Summing up, W. Steven Barnett, NIEER’s director, says, “Early childhood education is a great investment. We see Massachusetts using federal grant dollars to expand preschool enrollment, but more state resources are needed to provide the high-quality pre-K that can helps children get the best possible start in life.”

An Act Ensuring High-Quality Early Education would help address these inequities. If the bill becomes law, it would help close the achievement gap and ensure that all Massachusetts children have the opportunity to succeed in school and in life. The proposed legislation builds upon the Commonwealth’s strong policy foundation for early education, including the ongoing work of the Department of Early Education and Care and the Department of Elementary and Secondary Education (DESE). The bill capitalizes on the momentum for pre-K, including the state’s $15 million federal Preschool Expansion Grant and state-funded preschool planning grants.


More details about the bill:

Both the House and Senate version of the bills provide access to high-quality preschool programs for children in underperforming school districts through a targeted, phased-in approach. This comprehensive plan is modeled after the New Jersey Abbott preschool program, which has helped to narrow the achievement gap.

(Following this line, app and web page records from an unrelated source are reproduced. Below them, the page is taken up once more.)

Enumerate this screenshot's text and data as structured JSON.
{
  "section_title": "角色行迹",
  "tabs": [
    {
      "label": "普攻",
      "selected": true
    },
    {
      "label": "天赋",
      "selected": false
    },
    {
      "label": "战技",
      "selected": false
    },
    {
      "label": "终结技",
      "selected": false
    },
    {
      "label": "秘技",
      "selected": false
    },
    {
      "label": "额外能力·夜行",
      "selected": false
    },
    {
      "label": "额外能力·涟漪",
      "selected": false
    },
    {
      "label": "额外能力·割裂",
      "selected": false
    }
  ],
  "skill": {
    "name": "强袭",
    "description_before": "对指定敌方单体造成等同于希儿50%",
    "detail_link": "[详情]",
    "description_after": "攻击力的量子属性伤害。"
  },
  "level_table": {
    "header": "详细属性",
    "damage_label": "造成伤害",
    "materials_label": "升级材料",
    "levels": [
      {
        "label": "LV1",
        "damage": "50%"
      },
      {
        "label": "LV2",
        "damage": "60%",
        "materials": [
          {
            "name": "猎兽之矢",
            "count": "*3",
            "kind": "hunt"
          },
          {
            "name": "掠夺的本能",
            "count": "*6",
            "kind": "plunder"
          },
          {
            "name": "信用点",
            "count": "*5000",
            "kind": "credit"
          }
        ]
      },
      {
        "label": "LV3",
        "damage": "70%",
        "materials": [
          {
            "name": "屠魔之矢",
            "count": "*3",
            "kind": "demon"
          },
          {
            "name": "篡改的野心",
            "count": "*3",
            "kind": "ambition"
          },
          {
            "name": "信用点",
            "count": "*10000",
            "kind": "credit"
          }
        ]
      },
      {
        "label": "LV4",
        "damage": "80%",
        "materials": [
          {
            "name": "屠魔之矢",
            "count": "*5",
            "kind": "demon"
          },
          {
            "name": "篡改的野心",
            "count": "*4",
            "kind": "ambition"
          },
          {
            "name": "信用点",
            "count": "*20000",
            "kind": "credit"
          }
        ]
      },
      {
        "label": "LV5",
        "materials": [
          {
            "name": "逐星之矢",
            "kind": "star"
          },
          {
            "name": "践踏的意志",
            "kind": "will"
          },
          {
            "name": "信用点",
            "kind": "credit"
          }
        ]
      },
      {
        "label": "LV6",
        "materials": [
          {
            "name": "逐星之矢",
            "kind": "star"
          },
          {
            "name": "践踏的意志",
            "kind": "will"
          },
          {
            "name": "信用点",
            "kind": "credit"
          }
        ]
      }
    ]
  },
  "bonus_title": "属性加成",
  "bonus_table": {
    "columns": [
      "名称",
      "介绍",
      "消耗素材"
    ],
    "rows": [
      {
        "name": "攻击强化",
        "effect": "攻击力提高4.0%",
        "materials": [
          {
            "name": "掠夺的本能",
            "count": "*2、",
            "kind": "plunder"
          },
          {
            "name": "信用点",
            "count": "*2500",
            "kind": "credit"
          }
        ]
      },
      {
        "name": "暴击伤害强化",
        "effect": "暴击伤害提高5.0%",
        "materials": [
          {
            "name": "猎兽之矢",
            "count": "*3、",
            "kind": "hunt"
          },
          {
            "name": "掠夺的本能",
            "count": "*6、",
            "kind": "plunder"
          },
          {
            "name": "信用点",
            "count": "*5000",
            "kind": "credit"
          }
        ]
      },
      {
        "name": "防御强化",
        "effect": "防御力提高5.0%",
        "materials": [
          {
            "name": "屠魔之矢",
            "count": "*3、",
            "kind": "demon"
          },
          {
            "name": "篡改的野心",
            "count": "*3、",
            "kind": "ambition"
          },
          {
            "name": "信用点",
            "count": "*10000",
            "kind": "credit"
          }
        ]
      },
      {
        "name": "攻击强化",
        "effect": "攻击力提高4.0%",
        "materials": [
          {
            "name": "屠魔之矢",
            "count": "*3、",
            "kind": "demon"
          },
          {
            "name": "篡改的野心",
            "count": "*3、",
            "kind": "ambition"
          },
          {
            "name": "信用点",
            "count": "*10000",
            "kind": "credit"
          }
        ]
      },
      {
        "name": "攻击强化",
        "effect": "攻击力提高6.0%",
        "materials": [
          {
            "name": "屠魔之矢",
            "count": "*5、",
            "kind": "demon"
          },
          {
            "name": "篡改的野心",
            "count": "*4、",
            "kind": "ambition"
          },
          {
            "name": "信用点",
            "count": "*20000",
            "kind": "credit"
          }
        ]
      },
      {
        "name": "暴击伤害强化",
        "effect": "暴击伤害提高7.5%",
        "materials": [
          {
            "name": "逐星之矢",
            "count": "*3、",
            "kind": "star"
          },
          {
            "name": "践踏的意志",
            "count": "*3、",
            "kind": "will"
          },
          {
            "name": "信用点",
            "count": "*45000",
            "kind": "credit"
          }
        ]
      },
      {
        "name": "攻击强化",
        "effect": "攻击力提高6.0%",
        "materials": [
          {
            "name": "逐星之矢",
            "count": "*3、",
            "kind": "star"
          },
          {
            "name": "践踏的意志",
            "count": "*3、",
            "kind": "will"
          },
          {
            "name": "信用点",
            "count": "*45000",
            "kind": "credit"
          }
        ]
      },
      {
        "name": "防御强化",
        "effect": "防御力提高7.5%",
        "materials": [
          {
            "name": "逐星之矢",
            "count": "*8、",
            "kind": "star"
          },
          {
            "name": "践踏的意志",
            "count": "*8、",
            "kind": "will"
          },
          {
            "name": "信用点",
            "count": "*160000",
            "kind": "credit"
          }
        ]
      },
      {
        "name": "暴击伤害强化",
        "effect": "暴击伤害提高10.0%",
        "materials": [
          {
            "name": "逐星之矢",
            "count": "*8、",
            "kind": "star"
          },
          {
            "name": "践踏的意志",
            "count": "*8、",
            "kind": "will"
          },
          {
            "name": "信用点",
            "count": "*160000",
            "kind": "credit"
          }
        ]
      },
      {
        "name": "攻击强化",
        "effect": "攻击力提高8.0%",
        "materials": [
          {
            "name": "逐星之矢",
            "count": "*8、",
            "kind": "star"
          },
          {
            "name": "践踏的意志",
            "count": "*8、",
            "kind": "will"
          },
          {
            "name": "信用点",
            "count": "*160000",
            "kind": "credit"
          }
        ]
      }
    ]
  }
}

Key components include:

• A focus on preschool-age children (from 2 years and 9 months to kindergarten-eligible)

• A commitment to the mixed-delivery system of public and private pre-K providers

• A multi-year phase-in of funding, beginning with “ready communities” that have state-approved implementation plans

• Priority for communities with level 5, 4, and 3 school districts as defined in DESE’s accountability framework

• Priority for communities with large percentages of high-needs students

• Adequate funding to ensure program quality and teacher salaries and qualifications comparable to the K-12 system; and

• Program quality requirements aligned with federal Preschool Expansion Grant standards, including student-to-teacher ratios of 10 to 1, with no more than 20 pre-K students; teacher qualifications and compensation; inclusion of children with disabilities; developmentally appropriate instruction; and family engagement.